U-953 took part in six wolfpacks, namely.

  • Trutz (1–16 June 1943)
  • Trutz 2 (16–29 June 1943)
  • Geier 2 (30 June - 15 July 1943)
  • Schill (25 October - 16 November 1943)
  • Borkum (1–3 January 1944)
  • Borkum 3 (3–13 January 1944)
  • Dragoner (22–28 May 1944)

Fate[edit]

Three weeks after the German surrender, on 29 May 1945, the boat was transferred to England and used by the Royal Navy for trials. U-953 was finally broken up in 1950.[2]

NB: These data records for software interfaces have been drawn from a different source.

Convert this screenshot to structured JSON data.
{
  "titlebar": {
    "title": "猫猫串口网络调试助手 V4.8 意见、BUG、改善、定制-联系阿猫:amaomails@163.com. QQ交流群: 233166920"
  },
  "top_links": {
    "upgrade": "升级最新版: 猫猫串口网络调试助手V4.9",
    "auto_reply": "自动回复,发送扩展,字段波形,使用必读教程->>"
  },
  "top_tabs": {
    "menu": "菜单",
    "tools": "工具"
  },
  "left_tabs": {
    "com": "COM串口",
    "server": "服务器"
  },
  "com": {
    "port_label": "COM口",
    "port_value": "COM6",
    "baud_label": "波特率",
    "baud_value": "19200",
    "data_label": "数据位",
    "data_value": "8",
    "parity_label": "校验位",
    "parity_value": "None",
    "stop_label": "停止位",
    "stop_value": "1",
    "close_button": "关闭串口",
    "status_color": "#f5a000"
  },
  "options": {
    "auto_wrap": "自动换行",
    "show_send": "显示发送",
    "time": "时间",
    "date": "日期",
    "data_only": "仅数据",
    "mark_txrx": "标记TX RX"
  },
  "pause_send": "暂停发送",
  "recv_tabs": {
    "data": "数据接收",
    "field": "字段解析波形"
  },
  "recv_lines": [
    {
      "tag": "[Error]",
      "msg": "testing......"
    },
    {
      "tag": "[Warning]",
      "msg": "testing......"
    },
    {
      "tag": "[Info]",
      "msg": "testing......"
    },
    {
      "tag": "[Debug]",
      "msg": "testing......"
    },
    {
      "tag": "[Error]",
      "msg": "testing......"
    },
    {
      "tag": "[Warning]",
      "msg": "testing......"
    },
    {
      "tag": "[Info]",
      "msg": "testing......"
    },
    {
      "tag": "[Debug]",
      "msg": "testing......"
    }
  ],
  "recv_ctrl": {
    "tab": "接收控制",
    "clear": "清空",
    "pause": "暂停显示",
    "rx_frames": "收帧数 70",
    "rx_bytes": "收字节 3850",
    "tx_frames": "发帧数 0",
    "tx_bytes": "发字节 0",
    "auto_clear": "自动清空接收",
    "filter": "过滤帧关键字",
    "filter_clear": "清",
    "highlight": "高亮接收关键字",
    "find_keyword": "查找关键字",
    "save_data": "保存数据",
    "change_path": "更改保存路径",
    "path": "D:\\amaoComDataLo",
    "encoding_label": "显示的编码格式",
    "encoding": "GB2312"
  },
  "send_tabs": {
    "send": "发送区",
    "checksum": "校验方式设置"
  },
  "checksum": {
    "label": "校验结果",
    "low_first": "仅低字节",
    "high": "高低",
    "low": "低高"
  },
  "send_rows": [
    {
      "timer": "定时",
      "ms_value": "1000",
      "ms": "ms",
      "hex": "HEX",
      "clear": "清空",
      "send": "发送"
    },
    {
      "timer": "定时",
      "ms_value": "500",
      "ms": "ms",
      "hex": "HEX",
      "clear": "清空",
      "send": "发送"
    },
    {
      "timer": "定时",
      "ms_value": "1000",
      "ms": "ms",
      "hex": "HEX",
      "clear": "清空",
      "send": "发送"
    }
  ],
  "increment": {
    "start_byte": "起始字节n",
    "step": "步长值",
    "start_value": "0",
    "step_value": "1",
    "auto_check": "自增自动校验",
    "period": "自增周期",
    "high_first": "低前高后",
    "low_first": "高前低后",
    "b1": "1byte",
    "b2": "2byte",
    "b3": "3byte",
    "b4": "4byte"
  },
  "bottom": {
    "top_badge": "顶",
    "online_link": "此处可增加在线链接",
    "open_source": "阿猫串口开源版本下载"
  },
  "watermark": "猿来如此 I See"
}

See also[edit]

  • "U-Boats, Churchill's Worst Nightmare" 3 DVD set; includes interviews with Captain Werner (U-953)

References[edit]

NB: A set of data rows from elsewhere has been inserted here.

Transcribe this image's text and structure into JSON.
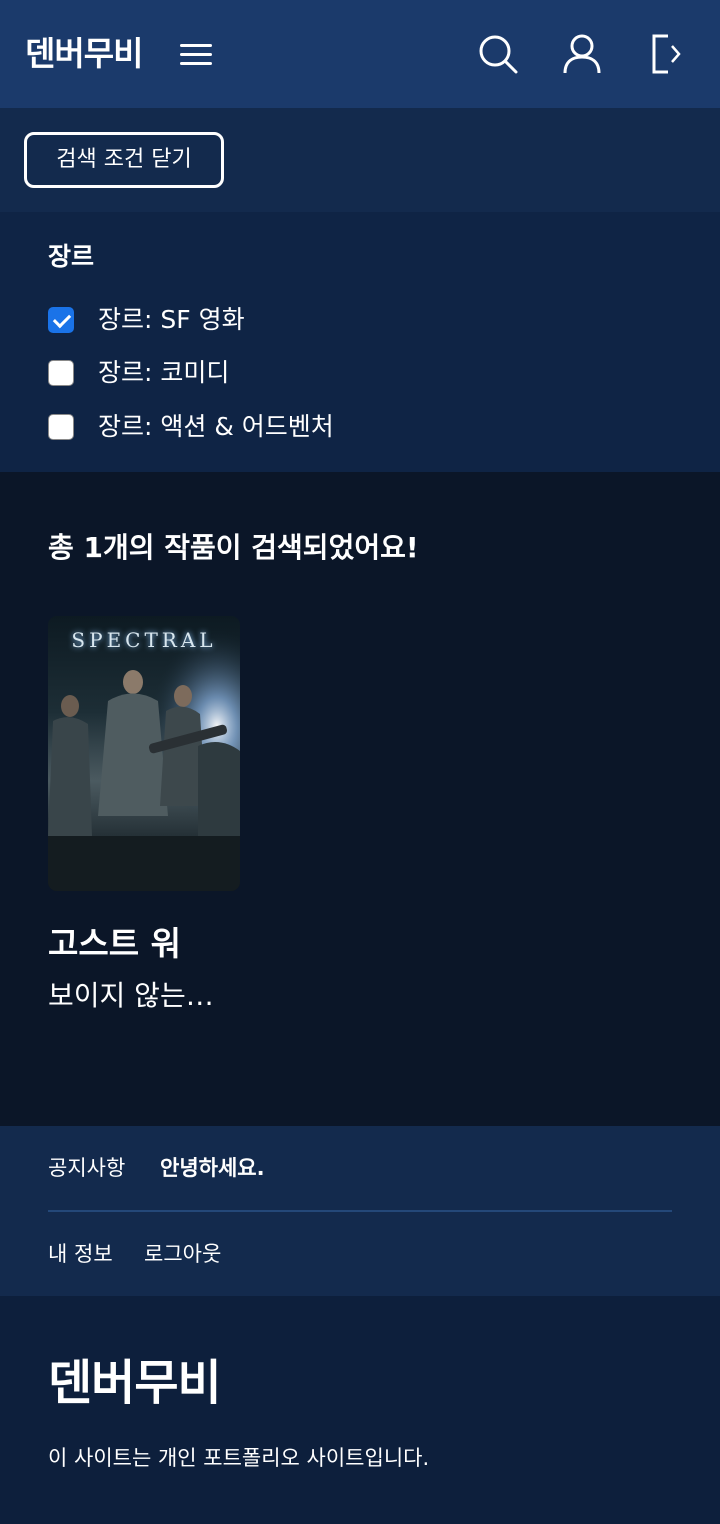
{
  "header": {
    "logo": "덴버무비",
    "icons": [
      "hamburger-menu-icon",
      "search-icon",
      "user-icon",
      "logout-icon"
    ]
  },
  "filter": {
    "close_label": "검색 조건 닫기"
  },
  "genre": {
    "title": "장르",
    "options": [
      {
        "label": "장르: SF 영화",
        "checked": true
      },
      {
        "label": "장르: 코미디",
        "checked": false
      },
      {
        "label": "장르: 액션 & 어드벤처",
        "checked": false
      }
    ]
  },
  "results": {
    "summary": "총 1개의 작품이 검색되었어요!",
    "items": [
      {
        "poster_text": "SPECTRAL",
        "title": "고스트 워",
        "subtitle": "보이지 않는…"
      }
    ]
  },
  "footer": {
    "notice_label": "공지사항",
    "notice_text": "안녕하세요.",
    "links": [
      "내 정보",
      "로그아웃"
    ],
    "logo": "덴버무비",
    "description": "이 사이트는 개인 포트폴리오 사이트입니다."
  },
  "colors": {
    "header_bg": "#1b3a6b",
    "filterbar_bg": "#132a4d",
    "panel_bg": "#0f2445",
    "page_bg": "#0b1628",
    "checkbox_accent": "#1a73e8"
  }
}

  1. ^ Gröner 1985, pp. 72-74.
  2. ^ a b Helgason, Guðmundur. "The Type VIIC boat U-953". German U-boats of WWII - uboat.net. Retrieved 19 February 2010. 
  3. ^ a b c Helgason, Guðmundur. "War Patrols by German U-boat U-953". German U-boats of WWII - uboat.net. Retrieved 19 February 2010. 
  4. ^ Helgason, Guðmundur. "Patrol of U-boat U-953 from 13 May 1943 to 22 July 1943". U-boat patrols - uboat.net. Retrieved 19 February 2010. 
  5. ^ Helgason, Guðmundur. "Patrol of U-boat U-953 from 2 October 1943 to 17 November 1943". U-boat patrols - uboat.net. Retrieved 19 February 2010. 
  6. ^ Helgason, Guðmundur. "Patrol of U-boat U-953 from 26 December 1943 to 20 February 1944". U-boat patrols - uboat.net. Retrieved 19 February 2010. 
  7. ^ Herbert A. Werner (1969). Iron Coffins p. 238; Cassel & Co. ISBN 0-304-35330-2
  8. ^ Werner pp. 239-251
  9. ^ Werner pp. 254 & 259
  10. ^ Werner pp. 261-263
  11. ^ Werner p. 287
  12. ^ Werner p. 296
  13. ^ Werner p. 298

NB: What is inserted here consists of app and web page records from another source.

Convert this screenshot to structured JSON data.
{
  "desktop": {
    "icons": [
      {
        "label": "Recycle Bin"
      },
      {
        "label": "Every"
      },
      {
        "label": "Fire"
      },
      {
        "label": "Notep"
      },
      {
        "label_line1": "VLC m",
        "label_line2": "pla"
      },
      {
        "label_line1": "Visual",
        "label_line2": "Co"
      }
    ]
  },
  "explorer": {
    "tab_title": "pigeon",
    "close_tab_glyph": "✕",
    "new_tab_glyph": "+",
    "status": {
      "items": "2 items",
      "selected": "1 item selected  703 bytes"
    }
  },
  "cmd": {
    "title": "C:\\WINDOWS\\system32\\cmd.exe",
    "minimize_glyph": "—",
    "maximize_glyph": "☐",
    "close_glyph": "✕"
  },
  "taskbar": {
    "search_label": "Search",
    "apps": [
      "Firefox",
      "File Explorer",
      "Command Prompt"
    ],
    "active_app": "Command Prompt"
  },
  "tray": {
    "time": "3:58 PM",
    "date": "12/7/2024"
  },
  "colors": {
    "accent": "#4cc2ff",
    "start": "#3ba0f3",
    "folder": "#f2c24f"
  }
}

Bibliography[edit]

  • Bishop, Chris (2006). Kriegsmarine U-Boats 1939-45. London: Amber Books. ISBN 978-1-904687-96-2. 
  • Busch, Rainer; Röll, Hans-Joachim (1999). Deutsche U-Boot-Verluste von September 1939 bis Mai 1945. Der U-Boot-Krieg (in German) IV (Hamburg, Berlin, Bonn: Mittler). ISBN 3-8132-0514-2. 
  • Gröner, Erich (1985). U-Boote, Hilfskreuzer, Minenschiffe, Netzleger, Sperrbrecher. Die deutschen Kriegsschiffe 1815–1945 (in German) III (Koblenz: Bernard & Graefe). ISBN 3-7637-4802-4. 

External links[edit]